▶ Problem details
Reprint all records below exactly. No images.

━━━ Information ━━━

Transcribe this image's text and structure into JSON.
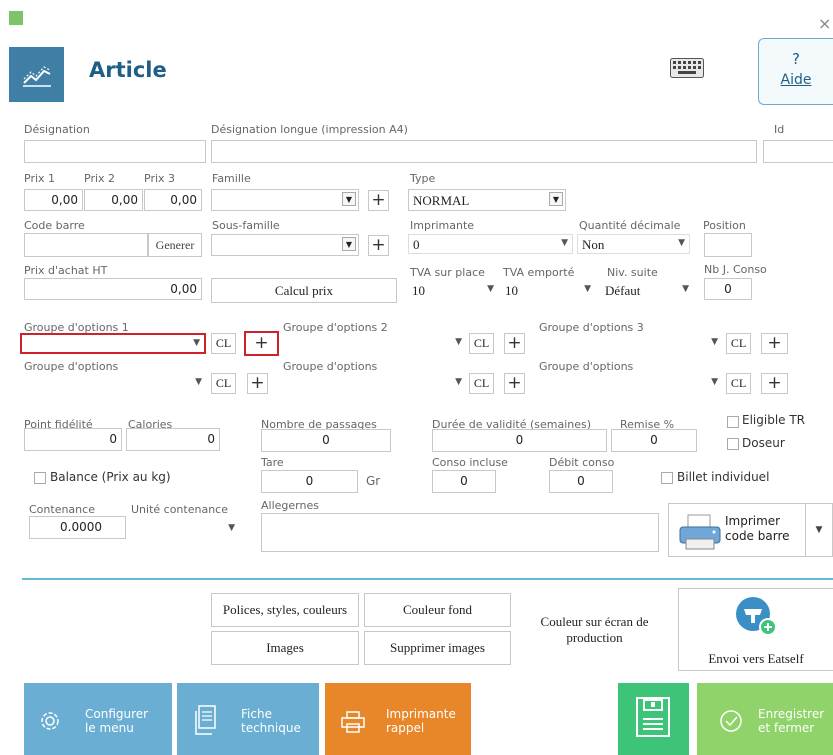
{
  "window": {
    "close": "×"
  },
  "header": {
    "title": "Article",
    "help_q": "?",
    "help_label": "Aide"
  },
  "fields": {
    "designation": {
      "label": "Désignation",
      "value": ""
    },
    "designation_longue": {
      "label": "Désignation longue (impression A4)",
      "value": ""
    },
    "id": {
      "label": "Id",
      "value": ""
    },
    "prix1": {
      "label": "Prix 1",
      "value": "0,00"
    },
    "prix2": {
      "label": "Prix 2",
      "value": "0,00"
    },
    "prix3": {
      "label": "Prix 3",
      "value": "0,00"
    },
    "famille": {
      "label": "Famille",
      "value": ""
    },
    "type": {
      "label": "Type",
      "value": "NORMAL"
    },
    "code_barre": {
      "label": "Code barre",
      "value": "",
      "button": "Generer"
    },
    "sous_famille": {
      "label": "Sous-famille",
      "value": ""
    },
    "imprimante": {
      "label": "Imprimante",
      "value": "0"
    },
    "quantite_decimale": {
      "label": "Quantité décimale",
      "value": "Non"
    },
    "position": {
      "label": "Position",
      "value": ""
    },
    "prix_achat": {
      "label": "Prix d'achat HT",
      "value": "0,00"
    },
    "calcul_prix": "Calcul prix",
    "tva_sur_place": {
      "label": "TVA sur place",
      "value": "10"
    },
    "tva_emporte": {
      "label": "TVA emporté",
      "value": "10"
    },
    "niv_suite": {
      "label": "Niv. suite",
      "value": "Défaut"
    },
    "nb_j_conso": {
      "label": "Nb J. Conso",
      "value": "0"
    }
  },
  "options": {
    "groupe1": "Groupe d'options 1",
    "groupe2": "Groupe d'options 2",
    "groupe3": "Groupe d'options 3",
    "groupe": "Groupe d'options",
    "cl": "CL",
    "plus": "+"
  },
  "details": {
    "point_fidelite": {
      "label": "Point fidélité",
      "value": "0"
    },
    "calories": {
      "label": "Calories",
      "value": "0"
    },
    "nombre_passages": {
      "label": "Nombre de passages",
      "value": "0"
    },
    "duree_validite": {
      "label": "Durée de validité (semaines)",
      "value": "0"
    },
    "remise": {
      "label": "Remise %",
      "value": "0"
    },
    "eligible_tr": "Eligible TR",
    "doseur": "Doseur",
    "balance": "Balance (Prix au kg)",
    "tare": {
      "label": "Tare",
      "value": "0",
      "unit": "Gr"
    },
    "conso_incluse": {
      "label": "Conso incluse",
      "value": "0"
    },
    "debit_conso": {
      "label": "Débit conso",
      "value": "0"
    },
    "billet_individuel": "Billet individuel",
    "contenance": {
      "label": "Contenance",
      "value": "0.0000"
    },
    "unite_contenance": {
      "label": "Unité contenance",
      "value": ""
    },
    "allergenes": {
      "label": "Allegernes",
      "value": ""
    },
    "imprimer_code_barre": {
      "line1": "Imprimer",
      "line2": "code barre"
    }
  },
  "actions": {
    "polices": "Polices, styles, couleurs",
    "couleur_fond": "Couleur fond",
    "images": "Images",
    "supprimer_images": "Supprimer images",
    "couleur_ecran_l1": "Couleur sur écran de",
    "couleur_ecran_l2": "production",
    "envoi_eatself": "Envoi vers Eatself"
  },
  "footer": {
    "configurer_l1": "Configurer",
    "configurer_l2": "le menu",
    "fiche_l1": "Fiche",
    "fiche_l2": "technique",
    "imprimante_l1": "Imprimante",
    "imprimante_l2": "rappel",
    "enregistrer_l1": "Enregistrer",
    "enregistrer_l2": "et fermer"
  },
  "colors": {
    "header_icon_bg": "#3f7fa6",
    "title": "#1f5e86",
    "accent_line": "#67b9d8",
    "btn_blue": "#6aaed4",
    "btn_orange": "#e8862a",
    "btn_green": "#3ec478",
    "btn_green_light": "#8fd36a",
    "highlight_red": "#d0202a",
    "eatself_blue": "#3a8fc6"
  }
}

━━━

▶ Exercise answer
Transcribe this image's text and structure into JSON.
{
  "window": {
    "close": "×"
  },
  "header": {
    "title": "Article",
    "help_q": "?",
    "help_label": "Aide"
  },
  "fields": {
    "designation": {
      "label": "Désignation",
      "value": ""
    },
    "designation_longue": {
      "label": "Désignation longue (impression A4)",
      "value": ""
    },
    "id": {
      "label": "Id",
      "value": ""
    },
    "prix1": {
      "label": "Prix 1",
      "value": "0,00"
    },
    "prix2": {
      "label": "Prix 2",
      "value": "0,00"
    },
    "prix3": {
      "label": "Prix 3",
      "value": "0,00"
    },
    "famille": {
      "label": "Famille",
      "value": ""
    },
    "type": {
      "label": "Type",
      "value": "NORMAL"
    },
    "code_barre": {
      "label": "Code barre",
      "value": "",
      "button": "Generer"
    },
    "sous_famille": {
      "label": "Sous-famille",
      "value": ""
    },
    "imprimante": {
      "label": "Imprimante",
      "value": "0"
    },
    "quantite_decimale": {
      "label": "Quantité décimale",
      "value": "Non"
    },
    "position": {
      "label": "Position",
      "value": ""
    },
    "prix_achat": {
      "label": "Prix d'achat HT",
      "value": "0,00"
    },
    "calcul_prix": "Calcul prix",
    "tva_sur_place": {
      "label": "TVA sur place",
      "value": "10"
    },
    "tva_emporte": {
      "label": "TVA emporté",
      "value": "10"
    },
    "niv_suite": {
      "label": "Niv. suite",
      "value": "Défaut"
    },
    "nb_j_conso": {
      "label": "Nb J. Conso",
      "value": "0"
    }
  },
  "options": {
    "groupe1": "Groupe d'options 1",
    "groupe2": "Groupe d'options 2",
    "groupe3": "Groupe d'options 3",
    "groupe": "Groupe d'options",
    "cl": "CL",
    "plus": "+"
  },
  "details": {
    "point_fidelite": {
      "label": "Point fidélité",
      "value": "0"
    },
    "calories": {
      "label": "Calories",
      "value": "0"
    },
    "nombre_passages": {
      "label": "Nombre de passages",
      "value": "0"
    },
    "duree_validite": {
      "label": "Durée de validité (semaines)",
      "value": "0"
    },
    "remise": {
      "label": "Remise %",
      "value": "0"
    },
    "eligible_tr": "Eligible TR",
    "doseur": "Doseur",
    "balance": "Balance (Prix au kg)",
    "tare": {
      "label": "Tare",
      "value": "0",
      "unit": "Gr"
    },
    "conso_incluse": {
      "label": "Conso incluse",
      "value": "0"
    },
    "debit_conso": {
      "label": "Débit conso",
      "value": "0"
    },
    "billet_individuel": "Billet individuel",
    "contenance": {
      "label": "Contenance",
      "value": "0.0000"
    },
    "unite_contenance": {
      "label": "Unité contenance",
      "value": ""
    },
    "allergenes": {
      "label": "Allegernes",
      "value": ""
    },
    "imprimer_code_barre": {
      "line1": "Imprimer",
      "line2": "code barre"
    }
  },
  "actions": {
    "polices": "Polices, styles, couleurs",
    "couleur_fond": "Couleur fond",
    "images": "Images",
    "supprimer_images": "Supprimer images",
    "couleur_ecran_l1": "Couleur sur écran de",
    "couleur_ecran_l2": "production",
    "envoi_eatself": "Envoi vers Eatself"
  },
  "footer": {
    "configurer_l1": "Configurer",
    "configurer_l2": "le menu",
    "fiche_l1": "Fiche",
    "fiche_l2": "technique",
    "imprimante_l1": "Imprimante",
    "imprimante_l2": "rappel",
    "enregistrer_l1": "Enregistrer",
    "enregistrer_l2": "et fermer"
  },
  "colors": {
    "header_icon_bg": "#3f7fa6",
    "title": "#1f5e86",
    "accent_line": "#67b9d8",
    "btn_blue": "#6aaed4",
    "btn_orange": "#e8862a",
    "btn_green": "#3ec478",
    "btn_green_light": "#8fd36a",
    "highlight_red": "#d0202a",
    "eatself_blue": "#3a8fc6"
  }
}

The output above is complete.